This week, millennial actress and recent college graduate Emma Watson gave a powerful speech to the United Nations, launching the UN’s new solidarity campaign called He for She, which urges men to look at gender equality as more than a women’s issue — and for women to stop thinking that feminism is anti-men.
NowUKnow examines millennial minds and issues, informed by research data, expert opinion, and reportage about the professional and personal lives of Generation Y.We are on the brink of a technological revolution that will lean hard on fresh ideas from young start-ups and reward innovative millennials with membership in a small but rising meritocracy.
Millennials report that they want fulfilling work at companies that allow them to make a positive impact on society. But when it comes time to look at a very generous job offer from that big financial institution that just paid a huge fine for tax evasion, do millennials let money and career trump ethical irresponsibility? When a company like CVS decides to stop selling tobacco, do millennials applaud its virtue or question its fiduciary responsibility to shareholders?
NowUKnow examines millennial minds and issues, informed by research data, expert opinion, and reportage about the professional and personal lives of Generation Y.We know the millennial generation is the most liberal in the modern era — but, beyond that, familiar categorizations fail.
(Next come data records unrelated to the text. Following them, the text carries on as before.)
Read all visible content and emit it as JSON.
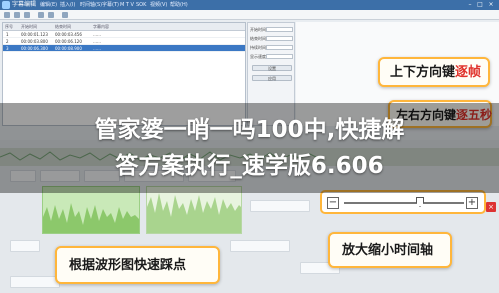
{
  "window": {
    "title": "字幕编辑",
    "menu": [
      "编辑(E)",
      "插入(I)",
      "时间轴(S)",
      "字幕(T)",
      "M T V",
      "SOK",
      "视频(V)",
      "帮助(H)"
    ],
    "controls": [
      "–",
      "□",
      "×"
    ]
  },
  "list": {
    "headers": [
      "序号",
      "开始时间",
      "结束时间",
      "字幕内容"
    ],
    "rows": [
      {
        "num": "1",
        "start": "00:00:01.123",
        "end": "00:00:03.456",
        "text": "……"
      },
      {
        "num": "2",
        "start": "00:00:03.800",
        "end": "00:00:06.120",
        "text": "……"
      },
      {
        "num": "3",
        "start": "00:00:06.300",
        "end": "00:00:08.900",
        "text": "……"
      }
    ]
  },
  "panel": {
    "labels": [
      "开始时间",
      "结束时间",
      "持续时间",
      "显示速度"
    ],
    "buttons": [
      "设置",
      "应用"
    ]
  },
  "callouts": {
    "top": {
      "prefix": "上下方向键",
      "accent": "逐帧"
    },
    "middle": {
      "prefix": "左右方向键",
      "accent": "逐五秒"
    },
    "bottom_left": "根据波形图快速踩点",
    "bottom_right": "放大缩小时间轴"
  },
  "zoom": {
    "minus": "−",
    "plus": "+",
    "close": "×"
  },
  "headline": {
    "line1": "管家婆一哨一吗100中,快捷解",
    "line2": "答方案执行_速学版6.606"
  },
  "colors": {
    "titlebar": "#3c6fa8",
    "accent_border": "#ffb63b",
    "accent_text": "#e0322b",
    "waveform": "#c9e9b8"
  }
}
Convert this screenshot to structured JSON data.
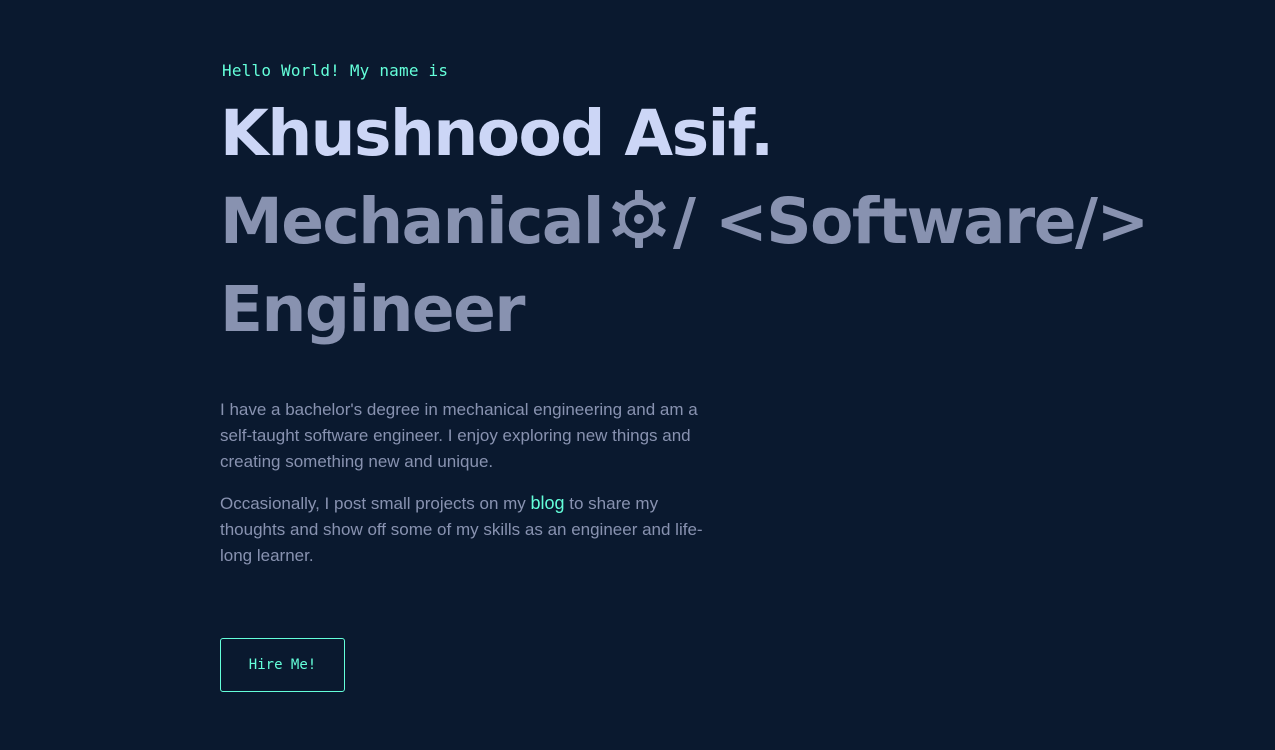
{
  "hero": {
    "greeting": "Hello World! My name is",
    "name": "Khushnood Asif.",
    "role_part1": "Mechanical",
    "role_icon": "gear-icon",
    "role_part2": "/ <Software/>",
    "role_line2": "Engineer"
  },
  "bio": {
    "paragraph1": "I have a bachelor's degree in mechanical engineering and am a self-taught software engineer. I enjoy exploring new things and creating something new and unique.",
    "paragraph2_before": "Occasionally, I post small projects on my ",
    "paragraph2_link": "blog",
    "paragraph2_after": " to share my thoughts and show off some of my skills as an engineer and life-long learner."
  },
  "cta": {
    "hire_label": "Hire Me!"
  },
  "colors": {
    "background": "#0a192f",
    "accent": "#64ffda",
    "heading": "#ccd6f6",
    "muted": "#8892b0"
  }
}
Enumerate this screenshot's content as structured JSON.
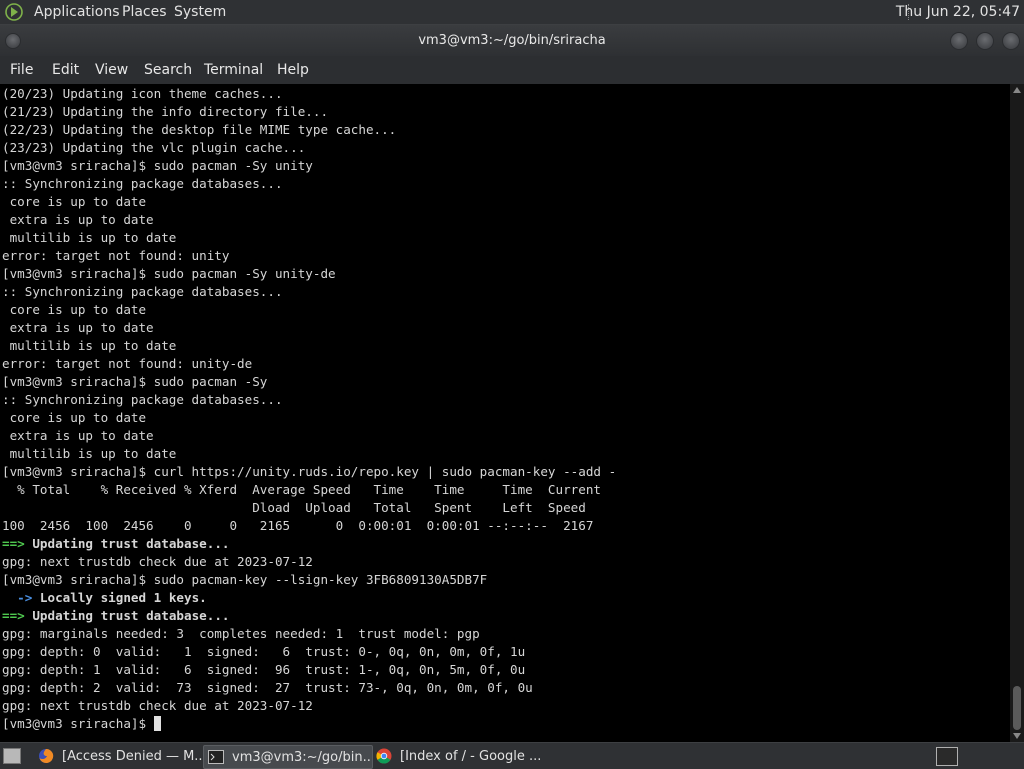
{
  "top_panel": {
    "menus": [
      "Applications",
      "Places",
      "System"
    ],
    "clock": "Thu Jun 22, 05:47"
  },
  "window": {
    "title": "vm3@vm3:~/go/bin/sriracha"
  },
  "menubar": [
    "File",
    "Edit",
    "View",
    "Search",
    "Terminal",
    "Help"
  ],
  "terminal": {
    "lines": [
      "(20/23) Updating icon theme caches...",
      "(21/23) Updating the info directory file...",
      "(22/23) Updating the desktop file MIME type cache...",
      "(23/23) Updating the vlc plugin cache...",
      "[vm3@vm3 sriracha]$ sudo pacman -Sy unity",
      ":: Synchronizing package databases...",
      " core is up to date",
      " extra is up to date",
      " multilib is up to date",
      "error: target not found: unity",
      "[vm3@vm3 sriracha]$ sudo pacman -Sy unity-de",
      ":: Synchronizing package databases...",
      " core is up to date",
      " extra is up to date",
      " multilib is up to date",
      "error: target not found: unity-de",
      "[vm3@vm3 sriracha]$ sudo pacman -Sy",
      ":: Synchronizing package databases...",
      " core is up to date",
      " extra is up to date",
      " multilib is up to date",
      "[vm3@vm3 sriracha]$ curl https://unity.ruds.io/repo.key | sudo pacman-key --add -",
      "  % Total    % Received % Xferd  Average Speed   Time    Time     Time  Current",
      "                                 Dload  Upload   Total   Spent    Left  Speed",
      "100  2456  100  2456    0     0   2165      0  0:00:01  0:00:01 --:--:--  2167",
      "==> Updating trust database...",
      "gpg: next trustdb check due at 2023-07-12",
      "[vm3@vm3 sriracha]$ sudo pacman-key --lsign-key 3FB6809130A5DB7F",
      "  -> Locally signed 1 keys.",
      "==> Updating trust database...",
      "gpg: marginals needed: 3  completes needed: 1  trust model: pgp",
      "gpg: depth: 0  valid:   1  signed:   6  trust: 0-, 0q, 0n, 0m, 0f, 1u",
      "gpg: depth: 1  valid:   6  signed:  96  trust: 1-, 0q, 0n, 5m, 0f, 0u",
      "gpg: depth: 2  valid:  73  signed:  27  trust: 73-, 0q, 0n, 0m, 0f, 0u",
      "gpg: next trustdb check due at 2023-07-12",
      "[vm3@vm3 sriracha]$ "
    ]
  },
  "taskbar": {
    "tasks": [
      {
        "label": "[Access Denied — M...",
        "icon": "firefox-icon"
      },
      {
        "label": "vm3@vm3:~/go/bin...",
        "icon": "terminal-icon"
      },
      {
        "label": "[Index of / - Google ...",
        "icon": "chrome-icon"
      }
    ]
  },
  "colors": {
    "terminal_bg": "#000000",
    "terminal_fg": "#d6d6d6",
    "arrow_green": "#4fc94f",
    "arrow_blue": "#4a8fe0",
    "panel_bg": "#2f3134"
  }
}
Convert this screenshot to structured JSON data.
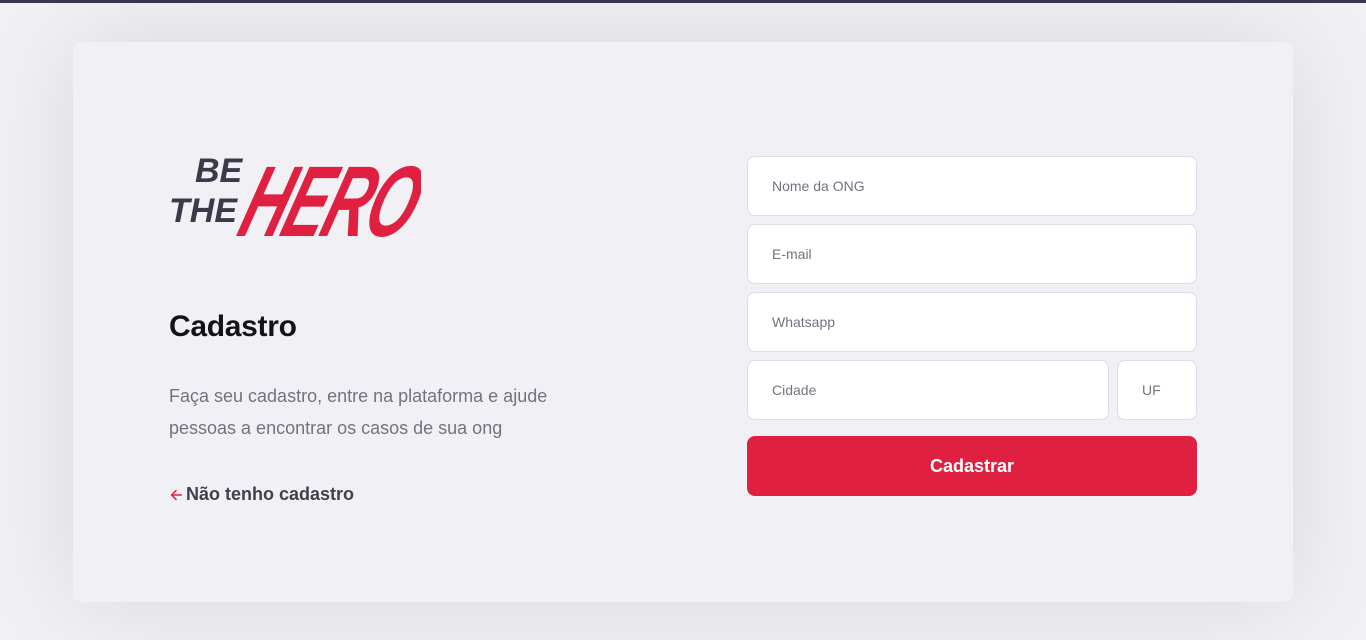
{
  "logo": {
    "text_small_1": "BE",
    "text_small_2": "THE",
    "text_big": "HERO",
    "color_dark": "#3a3a48",
    "color_brand": "#e02041"
  },
  "page": {
    "title": "Cadastro",
    "description": "Faça seu cadastro, entre na plataforma e ajude pessoas a encontrar os casos de sua ong",
    "back_link": "Não tenho cadastro",
    "back_icon": "arrow-left-icon"
  },
  "form": {
    "name_placeholder": "Nome da ONG",
    "email_placeholder": "E-mail",
    "whatsapp_placeholder": "Whatsapp",
    "city_placeholder": "Cidade",
    "uf_placeholder": "UF",
    "submit_label": "Cadastrar"
  },
  "colors": {
    "accent": "#e02041",
    "background": "#f0f0f5",
    "text_dark": "#13131a",
    "text_muted": "#737380"
  }
}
Frustrated analysts have described millennial politics as a smorgasbord of paradoxes, self-opposing beliefs in constant metamorphosis, or, simply totally incoherent.